Input data section start

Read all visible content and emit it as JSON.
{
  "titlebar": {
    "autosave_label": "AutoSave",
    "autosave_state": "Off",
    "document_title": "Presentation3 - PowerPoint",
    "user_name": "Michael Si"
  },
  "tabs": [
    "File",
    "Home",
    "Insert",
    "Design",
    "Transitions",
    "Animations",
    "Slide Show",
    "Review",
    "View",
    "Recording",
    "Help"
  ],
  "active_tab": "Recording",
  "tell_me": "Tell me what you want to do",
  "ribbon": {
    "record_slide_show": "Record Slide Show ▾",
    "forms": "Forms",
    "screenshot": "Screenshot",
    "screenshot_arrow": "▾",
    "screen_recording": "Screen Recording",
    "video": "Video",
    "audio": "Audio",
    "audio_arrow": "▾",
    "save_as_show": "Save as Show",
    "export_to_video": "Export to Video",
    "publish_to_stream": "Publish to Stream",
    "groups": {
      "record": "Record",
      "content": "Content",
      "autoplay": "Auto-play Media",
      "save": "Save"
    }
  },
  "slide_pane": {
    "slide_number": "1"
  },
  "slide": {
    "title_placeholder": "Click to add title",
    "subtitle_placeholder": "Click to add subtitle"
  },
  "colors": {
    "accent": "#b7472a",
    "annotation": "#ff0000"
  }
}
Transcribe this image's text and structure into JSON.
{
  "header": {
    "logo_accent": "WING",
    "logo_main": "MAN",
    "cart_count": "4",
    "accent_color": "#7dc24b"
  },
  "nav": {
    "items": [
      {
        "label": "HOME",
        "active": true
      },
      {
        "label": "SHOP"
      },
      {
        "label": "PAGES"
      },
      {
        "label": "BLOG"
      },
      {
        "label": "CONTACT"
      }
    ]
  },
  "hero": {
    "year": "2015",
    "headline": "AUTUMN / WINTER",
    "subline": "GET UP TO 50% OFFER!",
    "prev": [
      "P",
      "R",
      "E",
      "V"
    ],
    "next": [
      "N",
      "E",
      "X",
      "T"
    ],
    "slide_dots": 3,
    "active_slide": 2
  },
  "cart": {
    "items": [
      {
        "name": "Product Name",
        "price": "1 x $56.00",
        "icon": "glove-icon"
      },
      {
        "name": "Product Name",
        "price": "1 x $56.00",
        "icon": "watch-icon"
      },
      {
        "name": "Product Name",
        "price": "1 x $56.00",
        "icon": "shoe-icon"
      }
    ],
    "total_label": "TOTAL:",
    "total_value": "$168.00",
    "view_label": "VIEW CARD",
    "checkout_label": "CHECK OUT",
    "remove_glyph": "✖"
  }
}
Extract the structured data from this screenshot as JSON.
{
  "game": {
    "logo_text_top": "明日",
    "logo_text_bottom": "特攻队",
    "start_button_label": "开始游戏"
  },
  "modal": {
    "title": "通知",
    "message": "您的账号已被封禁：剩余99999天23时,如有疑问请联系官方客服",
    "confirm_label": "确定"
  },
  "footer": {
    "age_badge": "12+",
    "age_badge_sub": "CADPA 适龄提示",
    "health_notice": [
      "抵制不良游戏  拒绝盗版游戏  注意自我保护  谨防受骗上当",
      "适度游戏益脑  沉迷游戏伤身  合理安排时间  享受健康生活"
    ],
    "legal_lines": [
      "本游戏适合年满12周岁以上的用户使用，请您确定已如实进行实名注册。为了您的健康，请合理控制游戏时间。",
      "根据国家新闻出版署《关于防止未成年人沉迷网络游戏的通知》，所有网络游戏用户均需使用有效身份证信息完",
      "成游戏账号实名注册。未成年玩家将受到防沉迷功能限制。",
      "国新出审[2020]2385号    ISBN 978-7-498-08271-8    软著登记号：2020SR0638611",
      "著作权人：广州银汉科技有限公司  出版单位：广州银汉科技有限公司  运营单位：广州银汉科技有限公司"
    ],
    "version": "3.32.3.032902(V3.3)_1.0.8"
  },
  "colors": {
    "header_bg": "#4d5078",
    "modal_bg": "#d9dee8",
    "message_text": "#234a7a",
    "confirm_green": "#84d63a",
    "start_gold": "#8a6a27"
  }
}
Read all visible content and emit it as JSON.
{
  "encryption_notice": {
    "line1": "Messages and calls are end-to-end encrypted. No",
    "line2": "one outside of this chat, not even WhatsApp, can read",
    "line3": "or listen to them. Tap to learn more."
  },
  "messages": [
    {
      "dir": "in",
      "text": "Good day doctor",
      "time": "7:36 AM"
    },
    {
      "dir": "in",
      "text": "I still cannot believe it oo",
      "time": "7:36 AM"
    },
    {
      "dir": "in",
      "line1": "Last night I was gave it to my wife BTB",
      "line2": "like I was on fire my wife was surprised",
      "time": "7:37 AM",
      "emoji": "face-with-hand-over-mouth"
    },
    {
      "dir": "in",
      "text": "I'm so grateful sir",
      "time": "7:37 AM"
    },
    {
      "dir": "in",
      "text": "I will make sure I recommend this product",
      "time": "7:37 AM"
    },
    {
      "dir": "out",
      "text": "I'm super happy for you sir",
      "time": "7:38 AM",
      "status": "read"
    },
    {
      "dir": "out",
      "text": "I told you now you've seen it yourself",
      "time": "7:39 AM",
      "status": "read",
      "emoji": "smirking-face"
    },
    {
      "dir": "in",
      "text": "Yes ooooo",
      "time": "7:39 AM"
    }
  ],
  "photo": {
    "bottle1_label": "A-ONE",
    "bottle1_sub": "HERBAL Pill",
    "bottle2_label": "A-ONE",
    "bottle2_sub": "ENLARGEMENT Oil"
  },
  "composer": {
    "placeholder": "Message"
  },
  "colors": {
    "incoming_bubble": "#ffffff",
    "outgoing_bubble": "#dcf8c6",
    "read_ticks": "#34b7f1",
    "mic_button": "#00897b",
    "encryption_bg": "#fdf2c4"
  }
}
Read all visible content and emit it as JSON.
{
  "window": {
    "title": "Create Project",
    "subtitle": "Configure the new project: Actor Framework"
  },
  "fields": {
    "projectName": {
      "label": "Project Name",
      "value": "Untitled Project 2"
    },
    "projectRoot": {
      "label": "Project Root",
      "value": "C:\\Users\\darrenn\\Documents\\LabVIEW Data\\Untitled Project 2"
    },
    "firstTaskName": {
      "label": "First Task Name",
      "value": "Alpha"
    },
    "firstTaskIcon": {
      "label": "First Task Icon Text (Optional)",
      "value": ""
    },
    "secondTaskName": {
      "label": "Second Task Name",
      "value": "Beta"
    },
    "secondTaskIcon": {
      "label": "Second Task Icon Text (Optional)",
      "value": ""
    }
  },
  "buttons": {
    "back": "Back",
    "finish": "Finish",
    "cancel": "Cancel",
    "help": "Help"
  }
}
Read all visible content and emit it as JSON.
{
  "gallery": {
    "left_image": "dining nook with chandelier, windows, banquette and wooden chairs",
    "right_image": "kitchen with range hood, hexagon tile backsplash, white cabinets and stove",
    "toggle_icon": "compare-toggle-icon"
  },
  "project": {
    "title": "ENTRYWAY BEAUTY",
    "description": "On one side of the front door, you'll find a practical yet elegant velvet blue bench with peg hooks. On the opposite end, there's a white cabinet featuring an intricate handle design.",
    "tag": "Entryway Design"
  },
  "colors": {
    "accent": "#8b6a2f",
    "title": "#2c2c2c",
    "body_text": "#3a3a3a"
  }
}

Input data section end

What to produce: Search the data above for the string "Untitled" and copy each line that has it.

Final answer:
      "value": "Untitled Project 2"
      "value": "C:\\Users\\darrenn\\Documents\\LabVIEW Data\\Untitled Project 2"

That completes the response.